Your instructions >> Pictures must not be copied, but every entry must be reproduced exactly.

Dataset >>
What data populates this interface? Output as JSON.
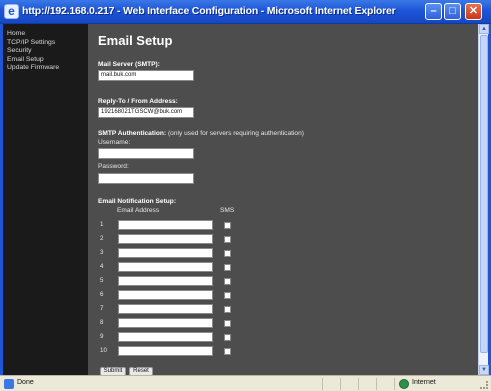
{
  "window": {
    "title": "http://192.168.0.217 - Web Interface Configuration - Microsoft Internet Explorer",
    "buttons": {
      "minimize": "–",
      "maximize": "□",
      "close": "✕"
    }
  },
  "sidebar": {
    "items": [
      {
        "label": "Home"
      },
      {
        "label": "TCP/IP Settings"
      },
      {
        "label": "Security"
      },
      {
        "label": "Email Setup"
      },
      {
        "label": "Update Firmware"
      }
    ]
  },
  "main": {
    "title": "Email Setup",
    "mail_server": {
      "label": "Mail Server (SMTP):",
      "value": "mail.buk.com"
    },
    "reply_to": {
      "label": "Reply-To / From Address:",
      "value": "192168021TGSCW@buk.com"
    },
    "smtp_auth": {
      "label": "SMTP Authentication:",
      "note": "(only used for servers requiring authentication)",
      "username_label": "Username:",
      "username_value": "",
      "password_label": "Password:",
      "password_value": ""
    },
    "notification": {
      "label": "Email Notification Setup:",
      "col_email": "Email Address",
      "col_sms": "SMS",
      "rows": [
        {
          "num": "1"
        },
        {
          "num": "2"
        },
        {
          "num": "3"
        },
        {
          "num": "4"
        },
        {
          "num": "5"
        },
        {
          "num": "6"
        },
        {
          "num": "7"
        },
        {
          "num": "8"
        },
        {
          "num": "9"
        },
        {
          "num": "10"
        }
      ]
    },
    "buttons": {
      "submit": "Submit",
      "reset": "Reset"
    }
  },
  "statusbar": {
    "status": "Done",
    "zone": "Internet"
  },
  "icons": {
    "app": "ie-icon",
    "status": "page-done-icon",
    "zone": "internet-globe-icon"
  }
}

Result of this task >>
What data populates this interface? Output as JSON.
{
  "window": {
    "title": "http://192.168.0.217 - Web Interface Configuration - Microsoft Internet Explorer",
    "buttons": {
      "minimize": "–",
      "maximize": "□",
      "close": "✕"
    }
  },
  "sidebar": {
    "items": [
      {
        "label": "Home"
      },
      {
        "label": "TCP/IP Settings"
      },
      {
        "label": "Security"
      },
      {
        "label": "Email Setup"
      },
      {
        "label": "Update Firmware"
      }
    ]
  },
  "main": {
    "title": "Email Setup",
    "mail_server": {
      "label": "Mail Server (SMTP):",
      "value": "mail.buk.com"
    },
    "reply_to": {
      "label": "Reply-To / From Address:",
      "value": "192168021TGSCW@buk.com"
    },
    "smtp_auth": {
      "label": "SMTP Authentication:",
      "note": "(only used for servers requiring authentication)",
      "username_label": "Username:",
      "username_value": "",
      "password_label": "Password:",
      "password_value": ""
    },
    "notification": {
      "label": "Email Notification Setup:",
      "col_email": "Email Address",
      "col_sms": "SMS",
      "rows": [
        {
          "num": "1"
        },
        {
          "num": "2"
        },
        {
          "num": "3"
        },
        {
          "num": "4"
        },
        {
          "num": "5"
        },
        {
          "num": "6"
        },
        {
          "num": "7"
        },
        {
          "num": "8"
        },
        {
          "num": "9"
        },
        {
          "num": "10"
        }
      ]
    },
    "buttons": {
      "submit": "Submit",
      "reset": "Reset"
    }
  },
  "statusbar": {
    "status": "Done",
    "zone": "Internet"
  },
  "icons": {
    "app": "ie-icon",
    "status": "page-done-icon",
    "zone": "internet-globe-icon"
  }
}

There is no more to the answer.